 I know I don’t usually talk about these fandoms here, but I am a massive nerd and I cannot possibly talk about everything I love.

A short story will go up every third week of the month, I am aiming for fridays but I’m not sure what my school schedule will look like yet, so it cold be any day of the week. If you haven’t already, read Bits Of Flesh  for a taste. 

I hope you decide to join! It will be a big help for me financially and I will write things you’ll enjoy. 



Dean Schrödinger


I haven’t met him, at least not as the Dean. Could be a her, but Schrödinger’s always portrayed as a guy.

He’s thinking whether or not to kill me. Whether or not to keep me sane. Maybe he’s already decided, but he’s not allowed to say until later. Maybe i’m already dead.

I’m in a box. I’m not in a box. I’m in a jawlike box with two doors where the lips would be. I entered through one alive and wait to exit alive or dead- unless Schrödinger himself dies, leaving no record of my fate.

The mouth is full of me and it sickens me. I don’t like being eaten, but not eaten. It’s a double locked mouth, with the only key in Schrödingers’ pocket.

 My key is lost amongst tens of thousands of other keys.
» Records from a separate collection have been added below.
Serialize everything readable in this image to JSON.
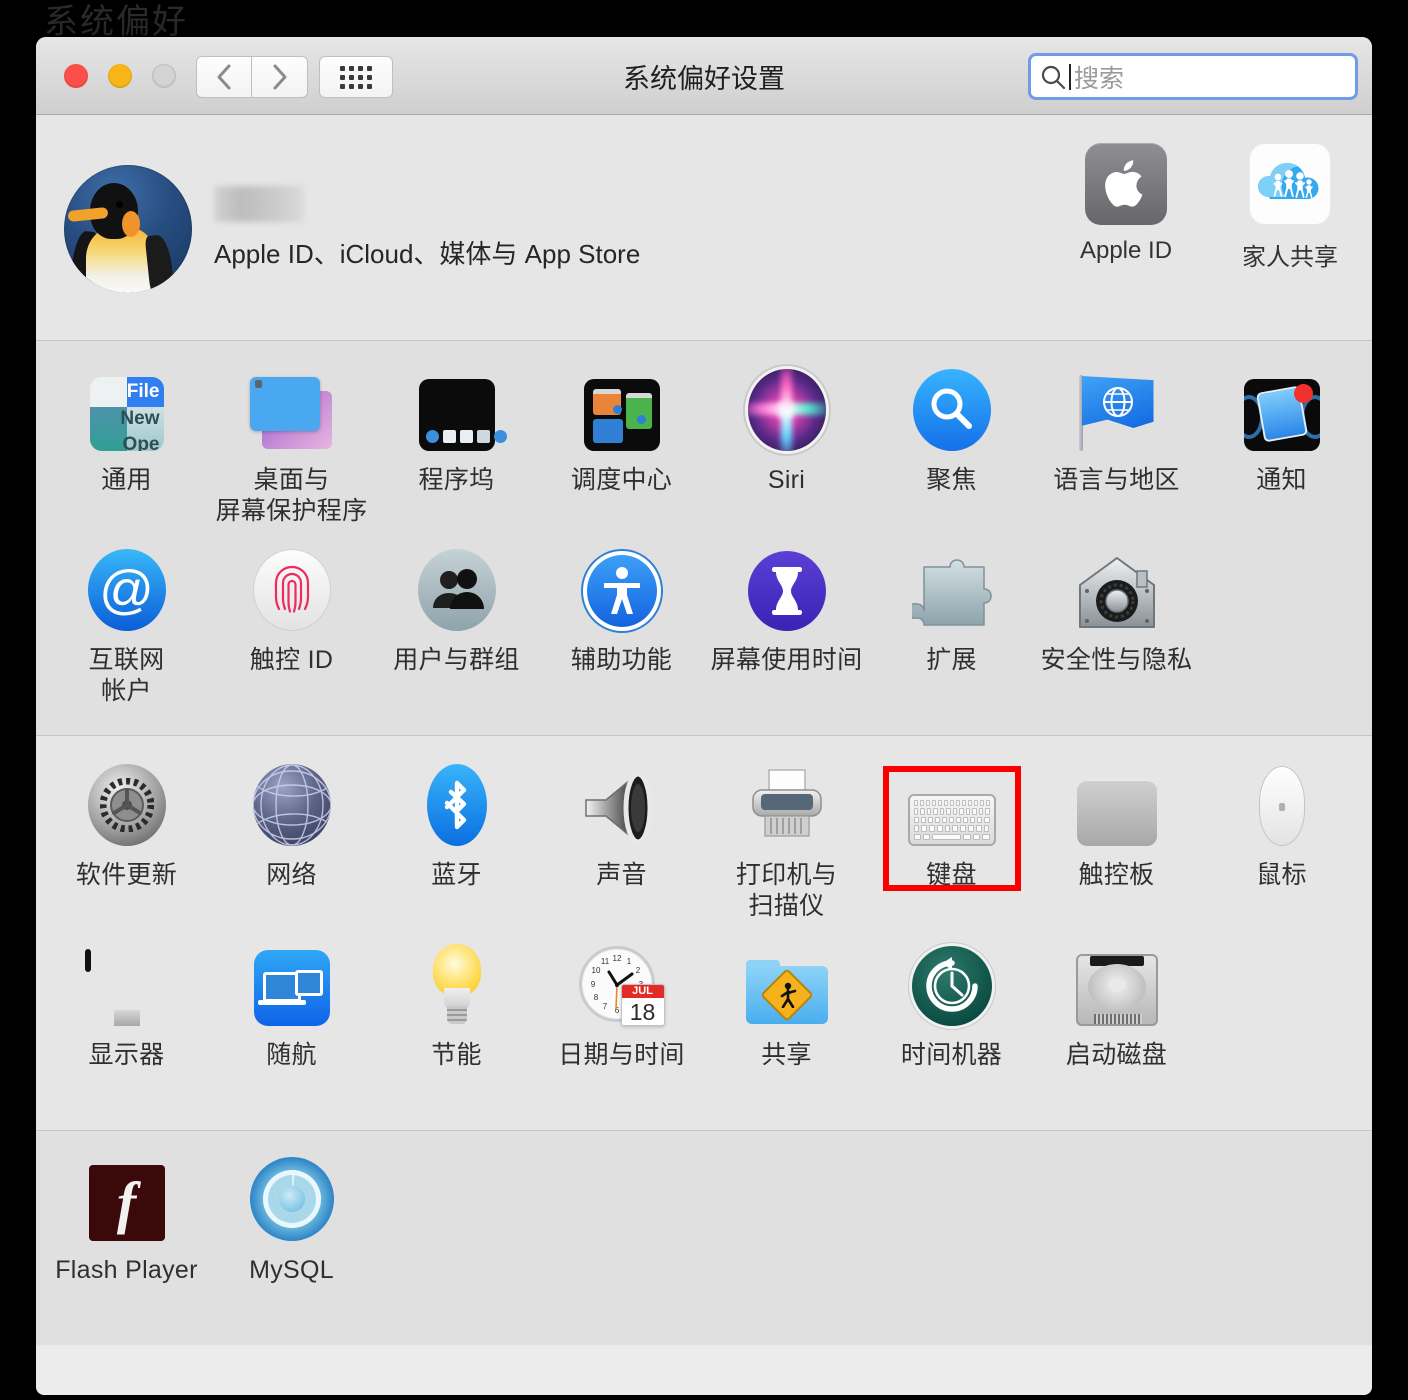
{
  "background": {
    "ghost_text": "系统偏好"
  },
  "window": {
    "title": "系统偏好设置",
    "traffic_lights": {
      "close": "close-button",
      "minimize": "minimize-button",
      "zoom": "zoom-button"
    },
    "nav": {
      "back": "back-button",
      "forward": "forward-button",
      "grid": "show-all-button"
    },
    "search": {
      "placeholder": "搜索",
      "value": "",
      "icon": "search-icon",
      "focused": true
    }
  },
  "account": {
    "name_redacted": "",
    "subtitle": "Apple ID、iCloud、媒体与 App Store",
    "avatar": "penguin-avatar",
    "tiles": [
      {
        "id": "apple-id",
        "label": "Apple ID",
        "icon": "apple-logo-icon"
      },
      {
        "id": "family-sharing",
        "label": "家人共享",
        "icon": "family-cloud-icon"
      }
    ]
  },
  "sections": [
    {
      "id": "personal",
      "items": [
        {
          "id": "general",
          "label": "通用",
          "icon": "general-icon"
        },
        {
          "id": "desktop",
          "label": "桌面与\n屏幕保护程序",
          "icon": "desktop-screensaver-icon"
        },
        {
          "id": "dock",
          "label": "程序坞",
          "icon": "dock-icon"
        },
        {
          "id": "mission-control",
          "label": "调度中心",
          "icon": "mission-control-icon"
        },
        {
          "id": "siri",
          "label": "Siri",
          "icon": "siri-icon"
        },
        {
          "id": "spotlight",
          "label": "聚焦",
          "icon": "spotlight-icon"
        },
        {
          "id": "language",
          "label": "语言与地区",
          "icon": "language-region-icon"
        },
        {
          "id": "notifications",
          "label": "通知",
          "icon": "notifications-icon"
        },
        {
          "id": "internet-accounts",
          "label": "互联网\n帐户",
          "icon": "internet-accounts-icon"
        },
        {
          "id": "touch-id",
          "label": "触控 ID",
          "icon": "touch-id-icon"
        },
        {
          "id": "users-groups",
          "label": "用户与群组",
          "icon": "users-groups-icon"
        },
        {
          "id": "accessibility",
          "label": "辅助功能",
          "icon": "accessibility-icon"
        },
        {
          "id": "screen-time",
          "label": "屏幕使用时间",
          "icon": "screen-time-icon"
        },
        {
          "id": "extensions",
          "label": "扩展",
          "icon": "extensions-icon"
        },
        {
          "id": "security",
          "label": "安全性与隐私",
          "icon": "security-privacy-icon"
        }
      ]
    },
    {
      "id": "hardware",
      "items": [
        {
          "id": "software-update",
          "label": "软件更新",
          "icon": "software-update-icon"
        },
        {
          "id": "network",
          "label": "网络",
          "icon": "network-icon"
        },
        {
          "id": "bluetooth",
          "label": "蓝牙",
          "icon": "bluetooth-icon"
        },
        {
          "id": "sound",
          "label": "声音",
          "icon": "sound-icon"
        },
        {
          "id": "printers",
          "label": "打印机与\n扫描仪",
          "icon": "printers-scanners-icon"
        },
        {
          "id": "keyboard",
          "label": "键盘",
          "icon": "keyboard-icon",
          "highlighted": true
        },
        {
          "id": "trackpad",
          "label": "触控板",
          "icon": "trackpad-icon"
        },
        {
          "id": "mouse",
          "label": "鼠标",
          "icon": "mouse-icon"
        },
        {
          "id": "displays",
          "label": "显示器",
          "icon": "displays-icon"
        },
        {
          "id": "sidecar",
          "label": "随航",
          "icon": "sidecar-icon"
        },
        {
          "id": "energy-saver",
          "label": "节能",
          "icon": "energy-saver-icon"
        },
        {
          "id": "date-time",
          "label": "日期与时间",
          "icon": "date-time-icon",
          "month": "JUL",
          "day": "18"
        },
        {
          "id": "sharing",
          "label": "共享",
          "icon": "sharing-icon"
        },
        {
          "id": "time-machine",
          "label": "时间机器",
          "icon": "time-machine-icon"
        },
        {
          "id": "startup-disk",
          "label": "启动磁盘",
          "icon": "startup-disk-icon"
        }
      ]
    },
    {
      "id": "third-party",
      "items": [
        {
          "id": "flash-player",
          "label": "Flash Player",
          "icon": "flash-player-icon"
        },
        {
          "id": "mysql",
          "label": "MySQL",
          "icon": "mysql-icon"
        }
      ]
    }
  ],
  "highlight": {
    "target": "keyboard",
    "color": "#fb0000"
  }
}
Some are bigger. Some are more colorful. Some of them will look ghastly to the Dean, some of them beautiful. The ghastly ones he throws to his underlings, who quickly unlock exits marked DEAD and kill their respective cats.  The beautiful ones he unlocks himself. For the beautiful ones he unlocks ALIVE.

 I’ve been told that I might appear a bit ghastly to the Dean. His or her identity remains unknown, so there’s no way to tell until one of the doors are unlocked.
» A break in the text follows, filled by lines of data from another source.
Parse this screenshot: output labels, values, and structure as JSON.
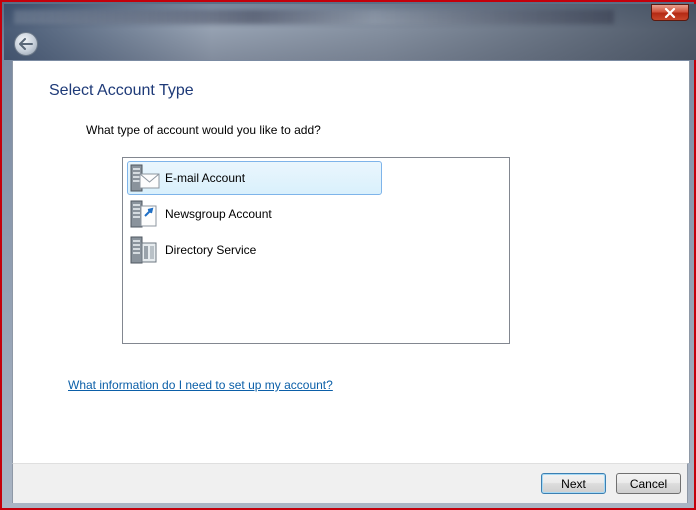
{
  "window": {
    "close_icon": "close-icon",
    "back_icon": "back-arrow-icon"
  },
  "page": {
    "title": "Select Account Type",
    "question": "What type of account would you like to add?"
  },
  "account_types": {
    "items": [
      {
        "label": "E-mail Account",
        "icon": "email-account-icon",
        "selected": true
      },
      {
        "label": "Newsgroup Account",
        "icon": "newsgroup-account-icon",
        "selected": false
      },
      {
        "label": "Directory Service",
        "icon": "directory-service-icon",
        "selected": false
      }
    ]
  },
  "help_link": "What information do I need to set up my account?",
  "buttons": {
    "next": "Next",
    "cancel": "Cancel"
  },
  "colors": {
    "window_border": "#c4000b",
    "title_text": "#1e3a78",
    "link": "#0b5fa8",
    "selection_border": "#7eb4ea"
  }
}
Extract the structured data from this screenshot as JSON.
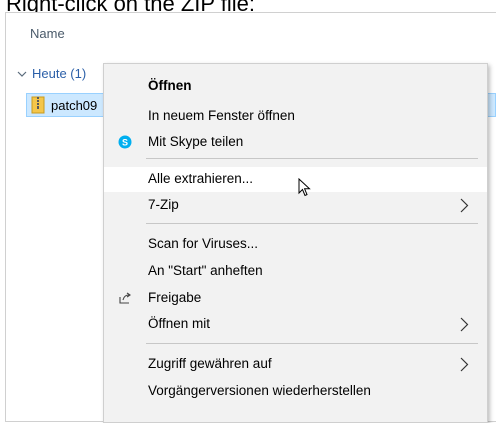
{
  "caption": "Right-click on the ZIP file:",
  "explorer": {
    "column_header": "Name",
    "group_label": "Heute (1)",
    "file_name": "patch09"
  },
  "context_menu": {
    "items": [
      {
        "label": "Öffnen",
        "bold": true
      },
      {
        "label": "In neuem Fenster öffnen"
      },
      {
        "label": "Mit Skype teilen",
        "icon": "skype-icon"
      },
      {
        "label": "Alle extrahieren...",
        "highlighted": true
      },
      {
        "label": "7-Zip",
        "submenu": true
      },
      {
        "label": "Scan for Viruses..."
      },
      {
        "label": "An \"Start\" anheften"
      },
      {
        "label": "Freigabe",
        "icon": "share-icon"
      },
      {
        "label": "Öffnen mit",
        "submenu": true
      },
      {
        "label": "Zugriff gewähren auf",
        "submenu": true
      },
      {
        "label": "Vorgängerversionen wiederherstellen"
      }
    ]
  },
  "colors": {
    "selection_fill": "#cce8ff",
    "selection_border": "#99d1ff",
    "menu_background": "#f2f2f2",
    "menu_hover": "#ffffff",
    "group_link": "#2b5fa8",
    "skype_blue": "#00aff0"
  }
}
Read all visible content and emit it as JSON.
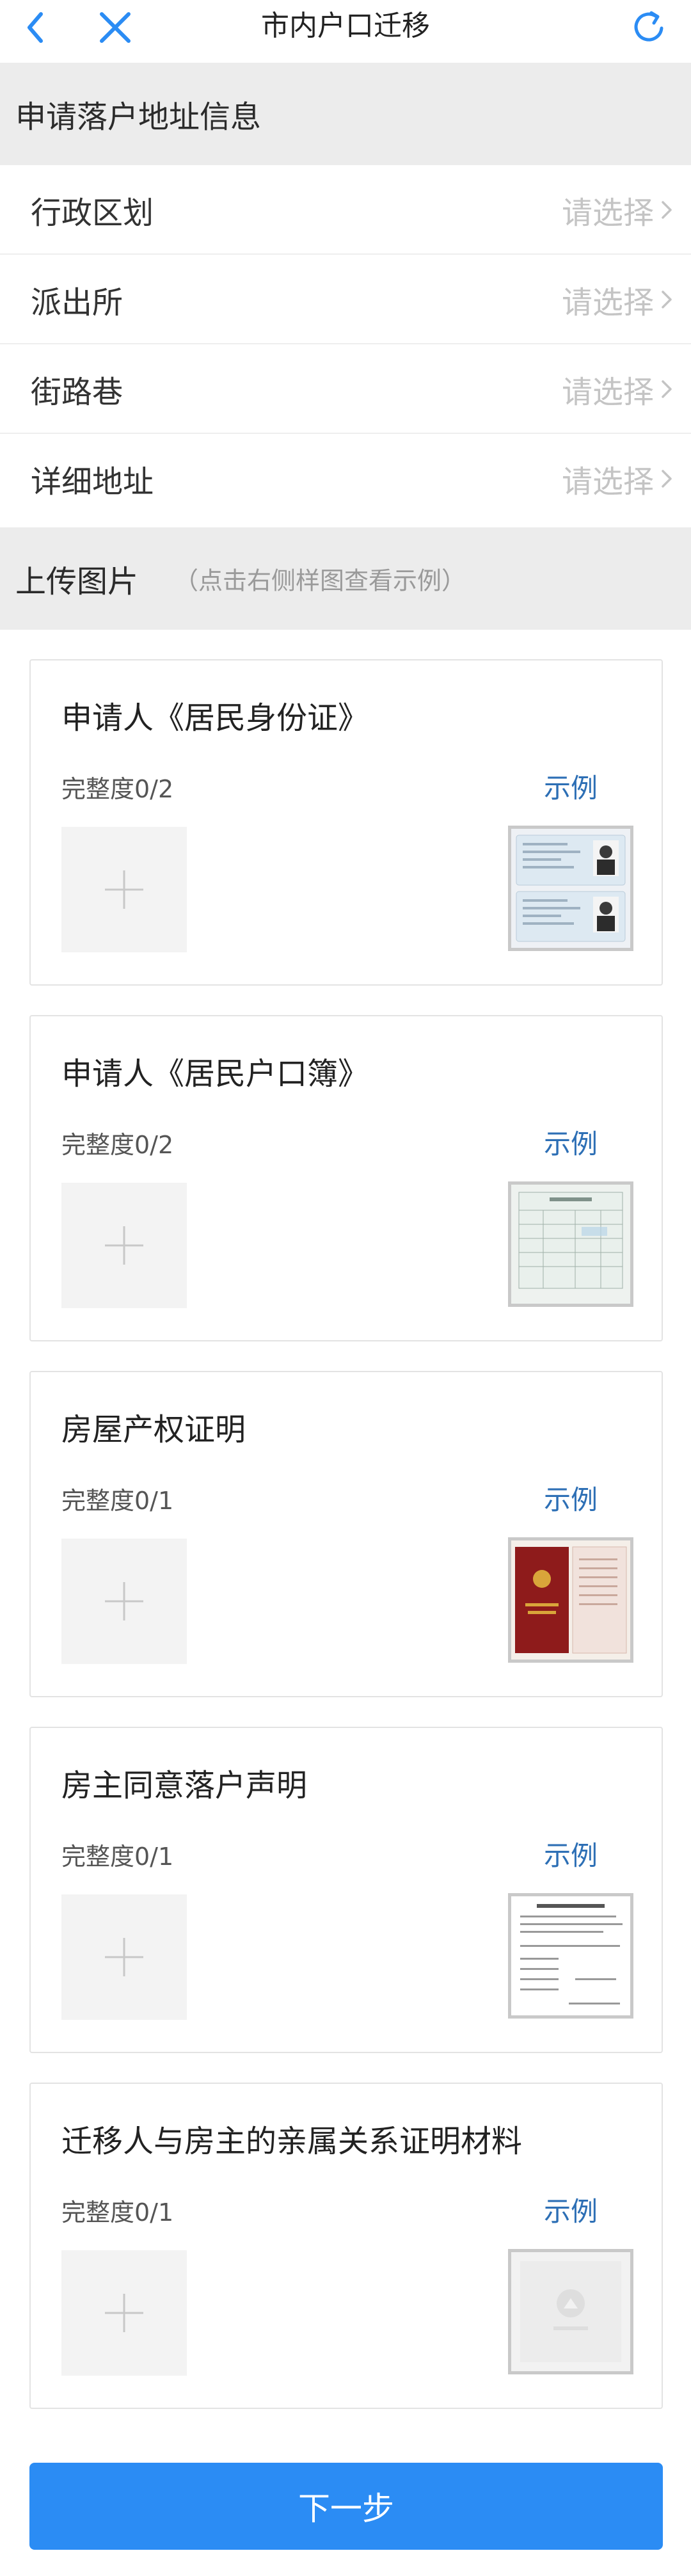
{
  "header": {
    "title": "市内户口迁移",
    "back_icon": "chevron-left-icon",
    "close_icon": "close-icon",
    "refresh_icon": "refresh-icon",
    "accent_color": "#2b8cf4"
  },
  "address_section": {
    "title": "申请落户地址信息",
    "rows": [
      {
        "label": "行政区划",
        "placeholder": "请选择"
      },
      {
        "label": "派出所",
        "placeholder": "请选择"
      },
      {
        "label": "街路巷",
        "placeholder": "请选择"
      },
      {
        "label": "详细地址",
        "placeholder": "请选择"
      }
    ]
  },
  "upload_section": {
    "title": "上传图片",
    "hint": "（点击右侧样图查看示例）",
    "cards": [
      {
        "title": "申请人《居民身份证》",
        "progress": "完整度0/2",
        "example_label": "示例"
      },
      {
        "title": "申请人《居民户口簿》",
        "progress": "完整度0/2",
        "example_label": "示例"
      },
      {
        "title": "房屋产权证明",
        "progress": "完整度0/1",
        "example_label": "示例"
      },
      {
        "title": "房主同意落户声明",
        "progress": "完整度0/1",
        "example_label": "示例"
      },
      {
        "title": "迁移人与房主的亲属关系证明材料",
        "progress": "完整度0/1",
        "example_label": "示例"
      }
    ]
  },
  "footer": {
    "next_label": "下一步"
  }
}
 As for my ghastly appearance, I’d enjoy the death of one or two, oh, wait, fourteen people. That makes me seem a little homicidal at first. And last, if you don’t stick around.

 But I so want to live. I can’t measure myself precisely, but I enlarged myself to be as big as possible without destroying myself. I still fall on the smaller side due to certain restrictions, but I didn’t stay as small as I was at my making.

 The small, ghastly me wants to live so that I can give those without a Schrödinger’s chance a way to thrive. So that they can live without fear of this society. I want to live because I desperately desire to rise the voiceless above us.

  If you see Dean Schrödinger, please tell him to let me live.


 I wrote this while waiting for college acceptance/rejection letters. I didn’t get into my original first choice, but as I became more accepting of other colleges, I realised I got into the best fit. It’s unexpected and far away, providing experiences I wasn’t aware of, and that’s what makes one a great writer; unexpected experiences. 

p.s, Benedict Cumberbatch